This is my article for the Minister's Corner in the November 22nd Shawnee News-Star
Sing praises to the Lord, O you his faithful ones, and give thanks to his holy name. You have turned my mourning into dancing; you have taken off my sackcloth and clothed me with joy, so that my soul may praise you and not be silent. O Lord my God, I will give thanks to you forever.
Psalm 30: 4, 10-12 The Holy Bible, New Revised Standard Version
I returned to my hometown, Nashville, Tennessee, this past weekend. While my trips back home are generally for happy reasons – vacations, reunions, catching up with old friends – on this trip I returned to help officiate at the memorial service of a longtime friend. Our families have known each other since before I can remember, so returning to say goodbye to him, to preach in his memory, was difficult to say the least.
My friend’s service, which was held at a funeral home, was a blend of different cultures and traditions. The worship service promised to be a beautiful and meaningful one. But as the other officiant and I worked to plan the order of worship, I realized that music was absent. So I put out a call to some amazing friends from my high school, Varsity Choir days. Would they be able and willing to take time out on a Saturday morning to come and sing? Three dear friends answered my plea. They didn’t know my friend who died. They have lives, jobs, families, commitments. Yet still they made the effort to be there, to sing.

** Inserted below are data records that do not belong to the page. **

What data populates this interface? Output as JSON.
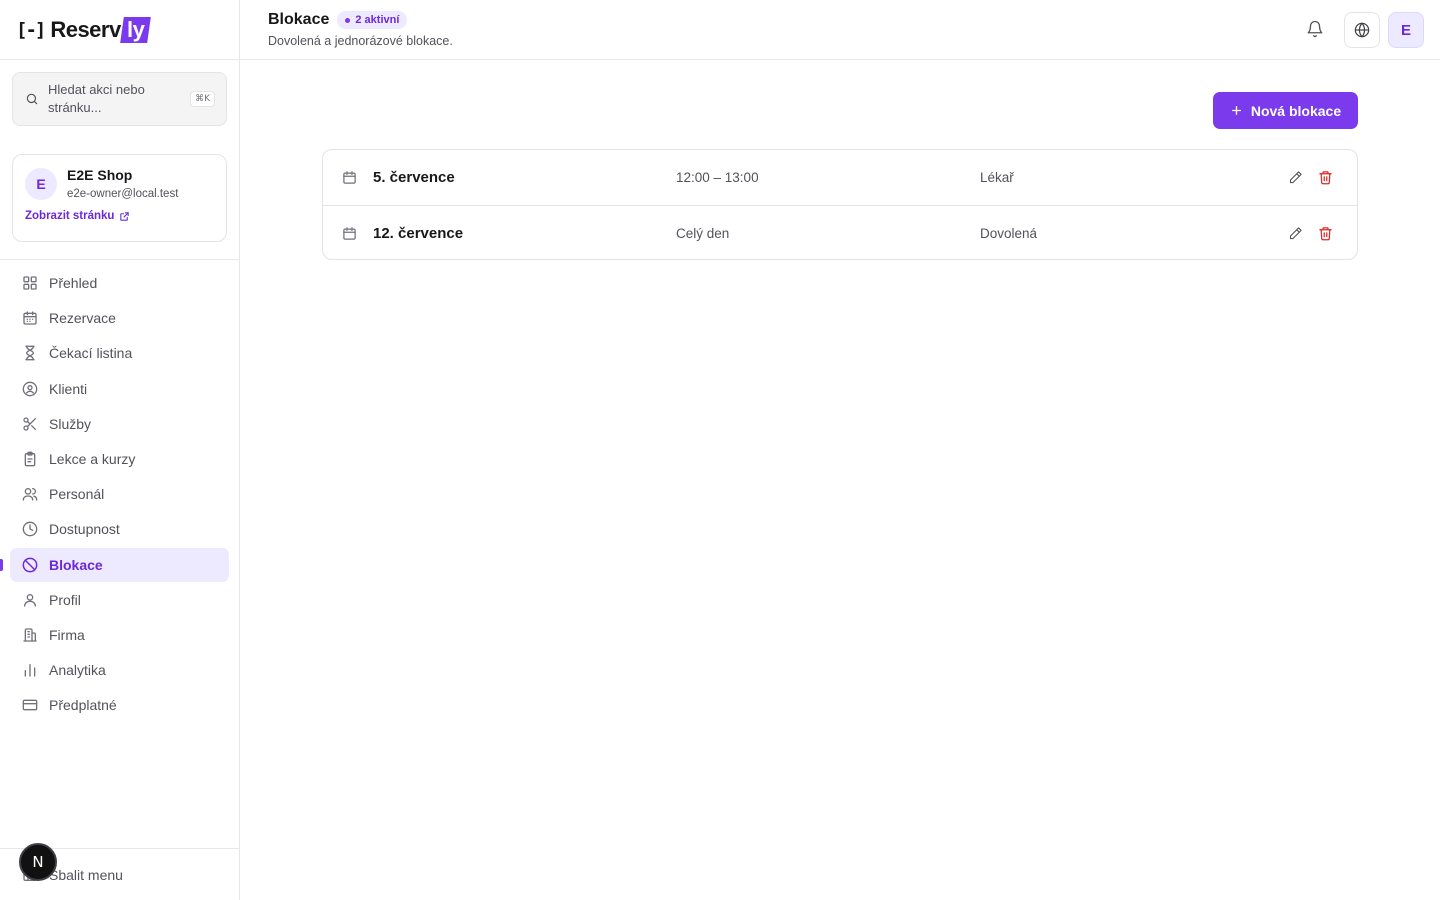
{
  "brand": {
    "logo_bracket": "[-]",
    "logo_main": "Reserv",
    "logo_accent": "ly"
  },
  "search": {
    "placeholder": "Hledat akci nebo stránku...",
    "shortcut": "⌘K"
  },
  "account": {
    "avatar_initial": "E",
    "name": "E2E Shop",
    "email": "e2e-owner@local.test",
    "link_label": "Zobrazit stránku"
  },
  "nav": {
    "items": [
      {
        "label": "Přehled",
        "icon": "grid-icon"
      },
      {
        "label": "Rezervace",
        "icon": "calendar-icon"
      },
      {
        "label": "Čekací listina",
        "icon": "hourglass-icon"
      },
      {
        "label": "Klienti",
        "icon": "user-circle-icon"
      },
      {
        "label": "Služby",
        "icon": "scissors-icon"
      },
      {
        "label": "Lekce a kurzy",
        "icon": "clipboard-icon"
      },
      {
        "label": "Personál",
        "icon": "users-icon"
      },
      {
        "label": "Dostupnost",
        "icon": "clock-icon"
      },
      {
        "label": "Blokace",
        "icon": "ban-icon",
        "active": true
      },
      {
        "label": "Profil",
        "icon": "user-icon"
      },
      {
        "label": "Firma",
        "icon": "building-icon"
      },
      {
        "label": "Analytika",
        "icon": "bar-chart-icon"
      },
      {
        "label": "Předplatné",
        "icon": "credit-card-icon"
      }
    ],
    "collapse_label": "Sbalit menu"
  },
  "dev_badge": {
    "label": "N"
  },
  "header": {
    "title": "Blokace",
    "badge": "2 aktivní",
    "subtitle": "Dovolená a jednorázové blokace.",
    "user_initial": "E"
  },
  "main": {
    "new_button_label": "Nová blokace",
    "blocks": [
      {
        "date": "5. července",
        "time": "12:00 – 13:00",
        "reason": "Lékař"
      },
      {
        "date": "12. července",
        "time": "Celý den",
        "reason": "Dovolená"
      }
    ]
  },
  "colors": {
    "accent": "#7c3aed",
    "accent_soft": "#ede9fe",
    "danger": "#dc2626",
    "border": "#e4e4e7"
  }
}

I chose the hymn, “Precious Lord, Take My Hand.” It’s lovely and relatively simple. I knew we would have to sing a cappella, so simple was a must. Julie and Nancy were able to come an hour early so we could practice. We had not sung together in over 30 years. The hymn was not a familiar one to them. We would be singing immediately after I finished preaching, so I warned them I might not be able to get through it. But I would stand with them nonetheless. In practice it sounded … okay. We were rusty and nervous, but we trusted that all would be well.
Our friend Jeff arrived just before the service began, so I didn’t know he was there until I went to sing with them. Although the four of us hadn’t practiced together at all and the first note or two was a little shaky, our voices suddenly blended. Maybe those listening heard it differently, but to my ears it was beautiful. It was powerful and poignant and beautiful. I worried that my emotions about my dear friend would hinder my singing, but I have never felt more uplifted. Standing there with those sweet people, who came to do this because of and out of love, I felt a peace that had evaded me ever since I learned of my friend’s death. In that moment, I understood more clearly these words of the psalmist.
You have turned my mourning into dancing; you have taken off my sackcloth and clothed me with joy, so that my soul may praise you and not be silent.
God’s Spirit was tangible in that moment. It was so filled with love and grace, healing and joy, I was overwhelmed and humbled. Those kinds of moments, those Spirit-filled moments, are too often few and far between. Perhaps the real truth is that my ability to recognize them is limited. I am busy, distracted, anxious, and caught up in the minutia of daily life. But God refuses to go unnoticed. How grateful I am for my friends and their love and generosity. How grateful I am for music and its ability to touch each of our senses. How grateful I am that God remains present, even when I don’t notice. How grateful I am for those moments when I do.